One of the main things I learned
about reading poetry when I was a freshman in college was to look up words that
seemed unfamiliar or important—even words that I thought I knew. Poets often
use words that have double meanings or that add intensity to a thought. Poetry
is about “words,” as much as rhyme and meter. Blake’s use of the word
“appall” comes to mind. It means to dismay or horrify, and could also
mean (if made into two words–a pall) the cloth spread over a coffin or tomb.
are the questions for a personal response to the poetry:
- What did you
like about the poem?
- What didn’t you
- Do you relate to
the poem personally? In what way?
- What are your
- What did you
learn from the poem? (This could be something factual or historical, or it
could be something you learned about life in general.)
- Would you read
this poem to a friend? Why?
- How does the
poem reflect the poet’s philosophical beliefs?
- How does the
poem relate to the poet’s life?
- What words did
you look up as you were reading the poem? Be sure to include
1-10 come directly from Writing Essays about Literature (6th edition) by
Kelley Griffith (Harcourt 2002). You do not need to answer all of the
1. Who is
characterizes the speaker? (What kind of person is the speaker?)
3. To whom
is he or she speaking?
4. What is
the speaker’s tone?
5. What is
his or her emotional state?
6. Why is
he or she speaking?
situation is being described?
are the conflicts or tensions in this situation
9. How is
setting–social situation, physical place, and time–important to the speaker?
ideas is the speaker communicating?
figures of speech does the poet use?
does the poet use rhyme and rhythm?
allusions does the poet use? How do these affect your understanding of the
This is a wonderful discussion about how to read a poem by
Edward Hirsch, Houston poet, from the Academy of American Poets website
Here are the questions he includes.
Talking Back to a Poem
It would be convenient if there were a short list of
universal questions, ones that could be used anytime with any poem.

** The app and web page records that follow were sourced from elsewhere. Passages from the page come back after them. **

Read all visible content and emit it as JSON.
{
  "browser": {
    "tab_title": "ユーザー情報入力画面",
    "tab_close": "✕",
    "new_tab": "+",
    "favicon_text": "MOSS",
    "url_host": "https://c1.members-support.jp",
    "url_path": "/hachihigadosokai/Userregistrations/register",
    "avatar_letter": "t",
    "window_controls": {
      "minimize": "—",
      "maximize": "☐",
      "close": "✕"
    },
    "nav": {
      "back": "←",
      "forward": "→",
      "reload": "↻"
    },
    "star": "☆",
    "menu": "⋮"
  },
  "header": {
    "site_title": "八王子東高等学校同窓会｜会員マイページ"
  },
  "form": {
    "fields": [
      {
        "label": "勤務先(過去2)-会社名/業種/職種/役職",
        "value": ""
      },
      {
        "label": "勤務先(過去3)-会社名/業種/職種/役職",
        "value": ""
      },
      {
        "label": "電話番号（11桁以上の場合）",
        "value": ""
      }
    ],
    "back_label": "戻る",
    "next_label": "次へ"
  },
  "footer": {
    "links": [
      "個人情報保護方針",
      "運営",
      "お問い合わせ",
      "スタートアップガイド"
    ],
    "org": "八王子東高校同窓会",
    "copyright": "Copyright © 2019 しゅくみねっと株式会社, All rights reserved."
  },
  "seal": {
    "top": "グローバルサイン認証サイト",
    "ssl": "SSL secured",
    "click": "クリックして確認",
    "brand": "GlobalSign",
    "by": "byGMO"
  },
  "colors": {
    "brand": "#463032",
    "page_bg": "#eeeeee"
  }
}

In the
absence of such a list, here are a few general questions that you might ask
when approaching a poem for the first time:
Who is the
gave rise to the poem?
What situation is
Who or what is the
What is the tone?
What form, if any,
does the poem take?
How is form related
Is sound an
important, active element of the poem?
Does the poem spring
from an identifiable historical moment?
Does the poem speak
from a specific culture?
Does the poem have
its own vernacular?
Does the poem use
imagery to achieve a particular effect?
What kind of
figurative language, if any, does the poem use?
If the poem is a
question, what is the answer?
If the poem is an
answer, what is the question?
What does the title
Does the poem use unusual
words or use words in an unusual way?
The sky, lazily disdaining to
The setting sun, too indolent to
A lengthened tournament for
Passively darkness for night’s barbecue,
A feast of moon and men and barking hounds,
An orgy for some genius of the south
With blood-hot eyes and cane-lipped scented mouth,
Surprised in making folk-songs from soul sounds.
The sawmill blows its whistle, buzz-saws stop,
And silence breaks the bud of knoll and hill,
Soft setting pollen where plowed lands fulfill
Their early promise of a bumper crop.
Smoke from the pyramidal sawdust pile
Curls up, blue ghost of trees, tarrying low
Where only chips and stumps are left to show
The solid proof of former domicile.
Meanwhile, the men, with vestiges of pomp,
Race memories of king and caravan,
High –priests, an ostrich , and a juju-man,
Go singing through the footpaths of the swamp.
Their voices rise…. the pine trees are guitars,
Strumming, pine-needles fall like sheets of rain….
Their voices rise.. the chorus of the cane
Is caroling a vesper to the stars…….
O singers, resinous and soft your songs
Above the sacred whisper of the pines,
Give virgin lips to cornfield concubines,
Bring dreams of Christ to dusky cane-lipped throngs.